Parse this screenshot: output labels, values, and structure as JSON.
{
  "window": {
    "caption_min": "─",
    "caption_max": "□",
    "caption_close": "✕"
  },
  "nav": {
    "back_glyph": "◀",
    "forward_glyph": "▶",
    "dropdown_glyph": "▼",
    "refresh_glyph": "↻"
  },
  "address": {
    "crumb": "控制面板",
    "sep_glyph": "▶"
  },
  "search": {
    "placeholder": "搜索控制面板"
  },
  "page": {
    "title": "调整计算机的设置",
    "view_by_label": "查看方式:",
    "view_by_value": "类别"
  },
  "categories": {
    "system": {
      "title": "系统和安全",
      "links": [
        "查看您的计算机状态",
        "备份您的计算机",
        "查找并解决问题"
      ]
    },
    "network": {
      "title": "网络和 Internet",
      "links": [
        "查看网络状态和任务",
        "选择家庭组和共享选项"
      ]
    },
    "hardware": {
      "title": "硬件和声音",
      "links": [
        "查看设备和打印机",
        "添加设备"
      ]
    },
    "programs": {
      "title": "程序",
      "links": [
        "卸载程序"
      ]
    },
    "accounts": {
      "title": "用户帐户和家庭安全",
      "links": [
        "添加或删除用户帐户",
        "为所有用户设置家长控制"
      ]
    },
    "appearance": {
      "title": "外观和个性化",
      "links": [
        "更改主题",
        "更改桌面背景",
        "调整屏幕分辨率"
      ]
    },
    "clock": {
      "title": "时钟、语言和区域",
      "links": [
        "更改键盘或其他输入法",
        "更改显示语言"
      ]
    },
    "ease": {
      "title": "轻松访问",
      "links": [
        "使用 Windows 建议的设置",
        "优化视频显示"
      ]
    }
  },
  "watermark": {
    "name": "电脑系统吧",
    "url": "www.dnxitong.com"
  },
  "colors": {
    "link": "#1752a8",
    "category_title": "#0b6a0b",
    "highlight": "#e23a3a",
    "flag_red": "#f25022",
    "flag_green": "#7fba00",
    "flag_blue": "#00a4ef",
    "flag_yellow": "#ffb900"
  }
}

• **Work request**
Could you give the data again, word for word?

• **Response below**
Parse this screenshot: output labels, values, and structure as JSON.
{
  "window": {
    "caption_min": "─",
    "caption_max": "□",
    "caption_close": "✕"
  },
  "nav": {
    "back_glyph": "◀",
    "forward_glyph": "▶",
    "dropdown_glyph": "▼",
    "refresh_glyph": "↻"
  },
  "address": {
    "crumb": "控制面板",
    "sep_glyph": "▶"
  },
  "search": {
    "placeholder": "搜索控制面板"
  },
  "page": {
    "title": "调整计算机的设置",
    "view_by_label": "查看方式:",
    "view_by_value": "类别"
  },
  "categories": {
    "system": {
      "title": "系统和安全",
      "links": [
        "查看您的计算机状态",
        "备份您的计算机",
        "查找并解决问题"
      ]
    },
    "network": {
      "title": "网络和 Internet",
      "links": [
        "查看网络状态和任务",
        "选择家庭组和共享选项"
      ]
    },
    "hardware": {
      "title": "硬件和声音",
      "links": [
        "查看设备和打印机",
        "添加设备"
      ]
    },
    "programs": {
      "title": "程序",
      "links": [
        "卸载程序"
      ]
    },
    "accounts": {
      "title": "用户帐户和家庭安全",
      "links": [
        "添加或删除用户帐户",
        "为所有用户设置家长控制"
      ]
    },
    "appearance": {
      "title": "外观和个性化",
      "links": [
        "更改主题",
        "更改桌面背景",
        "调整屏幕分辨率"
      ]
    },
    "clock": {
      "title": "时钟、语言和区域",
      "links": [
        "更改键盘或其他输入法",
        "更改显示语言"
      ]
    },
    "ease": {
      "title": "轻松访问",
      "links": [
        "使用 Windows 建议的设置",
        "优化视频显示"
      ]
    }
  },
  "watermark": {
    "name": "电脑系统吧",
    "url": "www.dnxitong.com"
  },
  "colors": {
    "link": "#1752a8",
    "category_title": "#0b6a0b",
    "highlight": "#e23a3a",
    "flag_red": "#f25022",
    "flag_green": "#7fba00",
    "flag_blue": "#00a4ef",
    "flag_yellow": "#ffb900"
  }
}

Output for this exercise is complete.